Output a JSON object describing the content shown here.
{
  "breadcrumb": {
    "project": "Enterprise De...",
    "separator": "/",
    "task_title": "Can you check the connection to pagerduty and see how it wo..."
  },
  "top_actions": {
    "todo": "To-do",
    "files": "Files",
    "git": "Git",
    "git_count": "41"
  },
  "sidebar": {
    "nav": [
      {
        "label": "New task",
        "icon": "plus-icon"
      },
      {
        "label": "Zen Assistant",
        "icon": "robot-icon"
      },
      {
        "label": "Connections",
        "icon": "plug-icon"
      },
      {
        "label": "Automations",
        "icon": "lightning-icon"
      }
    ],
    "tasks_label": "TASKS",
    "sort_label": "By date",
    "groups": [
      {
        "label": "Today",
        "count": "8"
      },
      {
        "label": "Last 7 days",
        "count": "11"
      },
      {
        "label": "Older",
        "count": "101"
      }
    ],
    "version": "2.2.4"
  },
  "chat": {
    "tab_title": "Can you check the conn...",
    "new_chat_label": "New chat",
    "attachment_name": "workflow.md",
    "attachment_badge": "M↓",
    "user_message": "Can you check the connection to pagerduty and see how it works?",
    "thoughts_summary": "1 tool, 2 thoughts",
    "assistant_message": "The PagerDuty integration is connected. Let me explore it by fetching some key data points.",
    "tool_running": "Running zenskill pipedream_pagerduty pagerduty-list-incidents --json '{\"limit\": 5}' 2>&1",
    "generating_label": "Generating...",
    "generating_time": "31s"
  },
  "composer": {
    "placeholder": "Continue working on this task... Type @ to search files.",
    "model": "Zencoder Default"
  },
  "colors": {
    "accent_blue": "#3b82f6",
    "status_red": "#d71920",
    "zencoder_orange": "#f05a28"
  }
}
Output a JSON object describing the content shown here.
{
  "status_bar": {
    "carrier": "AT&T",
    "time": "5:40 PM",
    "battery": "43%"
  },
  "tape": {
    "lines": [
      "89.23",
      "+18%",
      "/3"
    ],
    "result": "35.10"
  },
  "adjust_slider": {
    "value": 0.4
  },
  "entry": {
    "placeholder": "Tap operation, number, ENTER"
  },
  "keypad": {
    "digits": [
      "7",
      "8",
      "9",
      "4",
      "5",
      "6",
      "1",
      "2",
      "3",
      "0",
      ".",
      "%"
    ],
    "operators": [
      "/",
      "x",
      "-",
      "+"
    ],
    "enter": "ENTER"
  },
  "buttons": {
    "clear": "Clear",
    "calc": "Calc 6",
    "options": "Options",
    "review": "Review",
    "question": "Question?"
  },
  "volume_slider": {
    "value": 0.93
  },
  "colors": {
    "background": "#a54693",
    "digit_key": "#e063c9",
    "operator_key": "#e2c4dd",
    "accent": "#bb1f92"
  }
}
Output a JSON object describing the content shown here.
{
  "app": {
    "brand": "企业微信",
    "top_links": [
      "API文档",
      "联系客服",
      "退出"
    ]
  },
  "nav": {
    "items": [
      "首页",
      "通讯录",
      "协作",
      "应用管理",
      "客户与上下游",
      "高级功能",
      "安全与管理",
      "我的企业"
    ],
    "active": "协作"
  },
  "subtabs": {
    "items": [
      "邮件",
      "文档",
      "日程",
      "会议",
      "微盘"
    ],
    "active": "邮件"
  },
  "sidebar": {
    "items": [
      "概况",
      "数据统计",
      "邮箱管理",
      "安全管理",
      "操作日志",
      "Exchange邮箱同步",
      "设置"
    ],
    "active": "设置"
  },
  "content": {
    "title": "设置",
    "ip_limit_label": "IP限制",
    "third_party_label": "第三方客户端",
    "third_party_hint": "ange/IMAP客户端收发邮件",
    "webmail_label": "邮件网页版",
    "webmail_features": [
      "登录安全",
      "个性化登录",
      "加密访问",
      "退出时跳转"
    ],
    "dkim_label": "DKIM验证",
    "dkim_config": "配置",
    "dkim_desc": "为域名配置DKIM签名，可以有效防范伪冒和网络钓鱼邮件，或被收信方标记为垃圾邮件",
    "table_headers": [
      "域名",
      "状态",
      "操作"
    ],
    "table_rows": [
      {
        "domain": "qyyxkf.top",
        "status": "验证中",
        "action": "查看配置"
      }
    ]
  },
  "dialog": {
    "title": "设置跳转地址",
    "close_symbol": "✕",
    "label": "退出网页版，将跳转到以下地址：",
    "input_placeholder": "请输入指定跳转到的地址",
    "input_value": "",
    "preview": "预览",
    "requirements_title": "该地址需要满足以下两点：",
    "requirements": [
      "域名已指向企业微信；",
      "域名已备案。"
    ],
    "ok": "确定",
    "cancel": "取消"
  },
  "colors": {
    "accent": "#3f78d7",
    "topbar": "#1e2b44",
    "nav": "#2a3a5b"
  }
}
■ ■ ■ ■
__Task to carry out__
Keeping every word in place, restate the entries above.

__Expected answer__
Output a JSON object describing the content shown here.
{
  "breadcrumb": {
    "project": "Enterprise De...",
    "separator": "/",
    "task_title": "Can you check the connection to pagerduty and see how it wo..."
  },
  "top_actions": {
    "todo": "To-do",
    "files": "Files",
    "git": "Git",
    "git_count": "41"
  },
  "sidebar": {
    "nav": [
      {
        "label": "New task",
        "icon": "plus-icon"
      },
      {
        "label": "Zen Assistant",
        "icon": "robot-icon"
      },
      {
        "label": "Connections",
        "icon": "plug-icon"
      },
      {
        "label": "Automations",
        "icon": "lightning-icon"
      }
    ],
    "tasks_label": "TASKS",
    "sort_label": "By date",
    "groups": [
      {
        "label": "Today",
        "count": "8"
      },
      {
        "label": "Last 7 days",
        "count": "11"
      },
      {
        "label": "Older",
        "count": "101"
      }
    ],
    "version": "2.2.4"
  },
  "chat": {
    "tab_title": "Can you check the conn...",
    "new_chat_label": "New chat",
    "attachment_name": "workflow.md",
    "attachment_badge": "M↓",
    "user_message": "Can you check the connection to pagerduty and see how it works?",
    "thoughts_summary": "1 tool, 2 thoughts",
    "assistant_message": "The PagerDuty integration is connected. Let me explore it by fetching some key data points.",
    "tool_running": "Running zenskill pipedream_pagerduty pagerduty-list-incidents --json '{\"limit\": 5}' 2>&1",
    "generating_label": "Generating...",
    "generating_time": "31s"
  },
  "composer": {
    "placeholder": "Continue working on this task... Type @ to search files.",
    "model": "Zencoder Default"
  },
  "colors": {
    "accent_blue": "#3b82f6",
    "status_red": "#d71920",
    "zencoder_orange": "#f05a28"
  }
}
Output a JSON object describing the content shown here.
{
  "status_bar": {
    "carrier": "AT&T",
    "time": "5:40 PM",
    "battery": "43%"
  },
  "tape": {
    "lines": [
      "89.23",
      "+18%",
      "/3"
    ],
    "result": "35.10"
  },
  "adjust_slider": {
    "value": 0.4
  },
  "entry": {
    "placeholder": "Tap operation, number, ENTER"
  },
  "keypad": {
    "digits": [
      "7",
      "8",
      "9",
      "4",
      "5",
      "6",
      "1",
      "2",
      "3",
      "0",
      ".",
      "%"
    ],
    "operators": [
      "/",
      "x",
      "-",
      "+"
    ],
    "enter": "ENTER"
  },
  "buttons": {
    "clear": "Clear",
    "calc": "Calc 6",
    "options": "Options",
    "review": "Review",
    "question": "Question?"
  },
  "volume_slider": {
    "value": 0.93
  },
  "colors": {
    "background": "#a54693",
    "digit_key": "#e063c9",
    "operator_key": "#e2c4dd",
    "accent": "#bb1f92"
  }
}
Output a JSON object describing the content shown here.
{
  "app": {
    "brand": "企业微信",
    "top_links": [
      "API文档",
      "联系客服",
      "退出"
    ]
  },
  "nav": {
    "items": [
      "首页",
      "通讯录",
      "协作",
      "应用管理",
      "客户与上下游",
      "高级功能",
      "安全与管理",
      "我的企业"
    ],
    "active": "协作"
  },
  "subtabs": {
    "items": [
      "邮件",
      "文档",
      "日程",
      "会议",
      "微盘"
    ],
    "active": "邮件"
  },
  "sidebar": {
    "items": [
      "概况",
      "数据统计",
      "邮箱管理",
      "安全管理",
      "操作日志",
      "Exchange邮箱同步",
      "设置"
    ],
    "active": "设置"
  },
  "content": {
    "title": "设置",
    "ip_limit_label": "IP限制",
    "third_party_label": "第三方客户端",
    "third_party_hint": "ange/IMAP客户端收发邮件",
    "webmail_label": "邮件网页版",
    "webmail_features": [
      "登录安全",
      "个性化登录",
      "加密访问",
      "退出时跳转"
    ],
    "dkim_label": "DKIM验证",
    "dkim_config": "配置",
    "dkim_desc": "为域名配置DKIM签名，可以有效防范伪冒和网络钓鱼邮件，或被收信方标记为垃圾邮件",
    "table_headers": [
      "域名",
      "状态",
      "操作"
    ],
    "table_rows": [
      {
        "domain": "qyyxkf.top",
        "status": "验证中",
        "action": "查看配置"
      }
    ]
  },
  "dialog": {
    "title": "设置跳转地址",
    "close_symbol": "✕",
    "label": "退出网页版，将跳转到以下地址：",
    "input_placeholder": "请输入指定跳转到的地址",
    "input_value": "",
    "preview": "预览",
    "requirements_title": "该地址需要满足以下两点：",
    "requirements": [
      "域名已指向企业微信；",
      "域名已备案。"
    ],
    "ok": "确定",
    "cancel": "取消"
  },
  "colors": {
    "accent": "#3f78d7",
    "topbar": "#1e2b44",
    "nav": "#2a3a5b"
  }
}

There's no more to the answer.